What is needed
Please copy every line with the string "label" from the entries below.
#####
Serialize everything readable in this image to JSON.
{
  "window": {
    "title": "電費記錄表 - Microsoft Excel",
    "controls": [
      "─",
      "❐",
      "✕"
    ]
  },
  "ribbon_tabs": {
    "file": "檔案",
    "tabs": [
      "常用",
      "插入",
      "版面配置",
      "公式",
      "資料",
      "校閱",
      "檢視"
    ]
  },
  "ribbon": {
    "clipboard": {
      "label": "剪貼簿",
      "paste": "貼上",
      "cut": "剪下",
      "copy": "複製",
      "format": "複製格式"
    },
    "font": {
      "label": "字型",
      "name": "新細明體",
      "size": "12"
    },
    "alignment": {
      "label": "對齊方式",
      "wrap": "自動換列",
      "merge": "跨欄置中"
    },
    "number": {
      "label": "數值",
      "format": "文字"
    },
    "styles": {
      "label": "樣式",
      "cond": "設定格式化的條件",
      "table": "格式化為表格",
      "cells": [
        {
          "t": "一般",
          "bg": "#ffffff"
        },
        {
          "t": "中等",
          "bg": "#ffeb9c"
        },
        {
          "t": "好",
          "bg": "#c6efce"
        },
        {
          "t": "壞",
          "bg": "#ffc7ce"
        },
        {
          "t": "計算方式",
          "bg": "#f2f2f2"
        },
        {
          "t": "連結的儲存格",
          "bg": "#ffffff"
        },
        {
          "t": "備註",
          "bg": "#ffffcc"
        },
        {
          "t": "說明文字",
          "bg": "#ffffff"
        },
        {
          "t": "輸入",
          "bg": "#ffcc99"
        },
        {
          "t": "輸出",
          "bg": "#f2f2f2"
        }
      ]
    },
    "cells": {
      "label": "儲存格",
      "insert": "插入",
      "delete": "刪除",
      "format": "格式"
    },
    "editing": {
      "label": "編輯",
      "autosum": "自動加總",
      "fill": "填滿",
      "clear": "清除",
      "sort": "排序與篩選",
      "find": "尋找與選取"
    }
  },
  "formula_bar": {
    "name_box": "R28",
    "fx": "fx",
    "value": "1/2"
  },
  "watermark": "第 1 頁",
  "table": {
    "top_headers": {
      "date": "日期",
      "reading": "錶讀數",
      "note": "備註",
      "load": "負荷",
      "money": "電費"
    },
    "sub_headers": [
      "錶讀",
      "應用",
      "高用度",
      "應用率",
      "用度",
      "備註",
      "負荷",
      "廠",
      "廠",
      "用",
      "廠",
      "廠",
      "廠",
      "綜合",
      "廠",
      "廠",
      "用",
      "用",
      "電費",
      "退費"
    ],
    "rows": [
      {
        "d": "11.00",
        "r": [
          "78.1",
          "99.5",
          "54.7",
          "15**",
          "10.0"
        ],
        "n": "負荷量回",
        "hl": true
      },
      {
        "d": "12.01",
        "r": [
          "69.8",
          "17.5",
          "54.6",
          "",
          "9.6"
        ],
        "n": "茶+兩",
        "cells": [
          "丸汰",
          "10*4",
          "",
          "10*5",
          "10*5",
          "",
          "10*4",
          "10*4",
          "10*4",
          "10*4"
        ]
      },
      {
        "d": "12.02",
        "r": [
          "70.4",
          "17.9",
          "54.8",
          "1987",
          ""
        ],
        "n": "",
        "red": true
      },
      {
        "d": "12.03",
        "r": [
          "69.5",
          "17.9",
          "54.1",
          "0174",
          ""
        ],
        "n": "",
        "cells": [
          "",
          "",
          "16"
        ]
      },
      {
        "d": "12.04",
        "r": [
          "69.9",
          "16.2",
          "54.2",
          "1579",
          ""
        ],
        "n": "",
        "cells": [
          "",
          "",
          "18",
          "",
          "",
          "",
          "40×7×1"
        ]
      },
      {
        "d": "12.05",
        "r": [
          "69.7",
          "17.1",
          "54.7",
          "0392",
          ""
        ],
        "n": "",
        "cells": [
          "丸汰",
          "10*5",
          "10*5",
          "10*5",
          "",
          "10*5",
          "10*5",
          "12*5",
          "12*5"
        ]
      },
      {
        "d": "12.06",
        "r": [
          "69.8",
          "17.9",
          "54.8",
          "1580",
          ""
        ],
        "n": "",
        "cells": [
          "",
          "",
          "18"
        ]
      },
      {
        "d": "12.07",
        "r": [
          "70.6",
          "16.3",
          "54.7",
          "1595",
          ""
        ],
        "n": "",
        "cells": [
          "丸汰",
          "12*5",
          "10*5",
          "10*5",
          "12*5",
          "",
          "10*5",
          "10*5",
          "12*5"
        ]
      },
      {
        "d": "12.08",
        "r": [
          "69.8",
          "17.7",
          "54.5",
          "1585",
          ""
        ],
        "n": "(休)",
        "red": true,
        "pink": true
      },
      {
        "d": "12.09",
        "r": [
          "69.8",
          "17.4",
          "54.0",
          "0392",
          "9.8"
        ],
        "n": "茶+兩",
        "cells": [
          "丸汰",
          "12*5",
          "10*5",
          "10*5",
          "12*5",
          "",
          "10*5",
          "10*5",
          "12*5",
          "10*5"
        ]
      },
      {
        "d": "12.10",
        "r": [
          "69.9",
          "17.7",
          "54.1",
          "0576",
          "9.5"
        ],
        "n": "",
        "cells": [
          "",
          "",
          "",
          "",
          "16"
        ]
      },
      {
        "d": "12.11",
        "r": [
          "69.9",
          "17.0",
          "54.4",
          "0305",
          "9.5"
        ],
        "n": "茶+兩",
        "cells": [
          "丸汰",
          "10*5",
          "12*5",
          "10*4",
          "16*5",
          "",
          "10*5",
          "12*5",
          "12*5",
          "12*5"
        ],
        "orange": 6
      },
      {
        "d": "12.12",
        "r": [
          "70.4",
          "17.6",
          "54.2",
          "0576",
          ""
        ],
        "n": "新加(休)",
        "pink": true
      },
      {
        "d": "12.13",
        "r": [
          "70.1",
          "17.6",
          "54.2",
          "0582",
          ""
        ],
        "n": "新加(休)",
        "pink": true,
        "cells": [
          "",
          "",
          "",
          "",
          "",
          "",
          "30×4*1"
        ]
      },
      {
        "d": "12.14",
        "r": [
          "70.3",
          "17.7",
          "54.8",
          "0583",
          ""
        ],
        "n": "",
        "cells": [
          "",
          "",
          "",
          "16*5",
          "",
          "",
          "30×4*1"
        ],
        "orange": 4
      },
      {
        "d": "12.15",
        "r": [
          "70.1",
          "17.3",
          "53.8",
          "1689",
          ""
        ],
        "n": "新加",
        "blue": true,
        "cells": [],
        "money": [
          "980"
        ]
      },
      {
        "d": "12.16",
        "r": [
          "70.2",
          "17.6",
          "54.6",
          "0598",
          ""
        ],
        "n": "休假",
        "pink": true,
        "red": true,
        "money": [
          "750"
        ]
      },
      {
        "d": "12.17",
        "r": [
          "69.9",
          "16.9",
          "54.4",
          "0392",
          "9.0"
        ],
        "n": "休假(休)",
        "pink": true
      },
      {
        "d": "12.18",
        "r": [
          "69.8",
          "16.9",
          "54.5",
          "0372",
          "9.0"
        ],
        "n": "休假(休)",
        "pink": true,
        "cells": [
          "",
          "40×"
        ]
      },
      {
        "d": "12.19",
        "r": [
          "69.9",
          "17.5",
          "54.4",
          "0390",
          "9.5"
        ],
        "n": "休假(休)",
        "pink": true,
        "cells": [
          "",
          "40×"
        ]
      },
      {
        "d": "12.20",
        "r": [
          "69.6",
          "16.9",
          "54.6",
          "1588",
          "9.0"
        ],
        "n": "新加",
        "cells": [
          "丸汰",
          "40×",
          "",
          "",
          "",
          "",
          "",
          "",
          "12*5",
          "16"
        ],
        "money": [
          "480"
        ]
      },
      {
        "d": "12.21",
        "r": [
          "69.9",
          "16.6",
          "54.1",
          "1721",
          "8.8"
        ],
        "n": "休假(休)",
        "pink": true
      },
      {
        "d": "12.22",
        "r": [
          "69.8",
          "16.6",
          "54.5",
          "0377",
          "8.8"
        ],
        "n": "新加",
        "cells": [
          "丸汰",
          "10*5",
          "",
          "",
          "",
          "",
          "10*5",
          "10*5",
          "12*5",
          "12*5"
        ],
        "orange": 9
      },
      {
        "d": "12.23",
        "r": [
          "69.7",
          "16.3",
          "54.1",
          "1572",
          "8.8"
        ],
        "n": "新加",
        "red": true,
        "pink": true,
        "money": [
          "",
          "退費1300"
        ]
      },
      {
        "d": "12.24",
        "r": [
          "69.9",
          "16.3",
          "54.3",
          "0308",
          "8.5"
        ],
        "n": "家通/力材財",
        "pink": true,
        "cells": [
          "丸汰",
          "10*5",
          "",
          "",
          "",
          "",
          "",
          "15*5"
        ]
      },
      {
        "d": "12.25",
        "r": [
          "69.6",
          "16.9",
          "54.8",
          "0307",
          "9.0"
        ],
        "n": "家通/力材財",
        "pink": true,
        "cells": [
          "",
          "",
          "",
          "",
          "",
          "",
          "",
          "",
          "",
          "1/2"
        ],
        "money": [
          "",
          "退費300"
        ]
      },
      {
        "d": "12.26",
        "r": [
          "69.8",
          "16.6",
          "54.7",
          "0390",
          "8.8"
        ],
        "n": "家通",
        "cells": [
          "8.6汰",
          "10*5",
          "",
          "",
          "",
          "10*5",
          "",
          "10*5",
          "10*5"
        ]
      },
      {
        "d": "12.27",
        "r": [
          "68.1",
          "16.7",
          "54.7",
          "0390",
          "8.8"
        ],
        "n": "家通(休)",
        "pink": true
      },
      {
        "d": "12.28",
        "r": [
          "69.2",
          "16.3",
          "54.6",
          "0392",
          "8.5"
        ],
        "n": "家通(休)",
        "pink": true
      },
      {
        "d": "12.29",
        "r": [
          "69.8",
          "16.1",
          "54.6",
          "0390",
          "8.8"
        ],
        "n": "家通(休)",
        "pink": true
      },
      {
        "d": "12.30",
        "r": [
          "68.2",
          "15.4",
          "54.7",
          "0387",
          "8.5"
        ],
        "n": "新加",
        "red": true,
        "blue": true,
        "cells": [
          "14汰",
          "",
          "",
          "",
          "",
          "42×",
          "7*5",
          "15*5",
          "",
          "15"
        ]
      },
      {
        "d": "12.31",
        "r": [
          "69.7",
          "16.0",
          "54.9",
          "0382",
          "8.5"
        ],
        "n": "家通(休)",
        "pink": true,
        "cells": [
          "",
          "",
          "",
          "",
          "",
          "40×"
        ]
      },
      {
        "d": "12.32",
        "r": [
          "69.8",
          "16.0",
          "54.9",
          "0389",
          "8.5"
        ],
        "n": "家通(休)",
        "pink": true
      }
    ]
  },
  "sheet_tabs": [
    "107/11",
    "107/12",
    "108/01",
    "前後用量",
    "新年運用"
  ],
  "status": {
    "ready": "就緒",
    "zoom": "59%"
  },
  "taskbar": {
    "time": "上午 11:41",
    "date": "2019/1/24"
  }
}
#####
Finished task
      "label": "剪貼簿",
      "label": "字型",
      "label": "對齊方式",
      "label": "數值",
      "label": "樣式",
      "label": "儲存格",
      "label": "編輯",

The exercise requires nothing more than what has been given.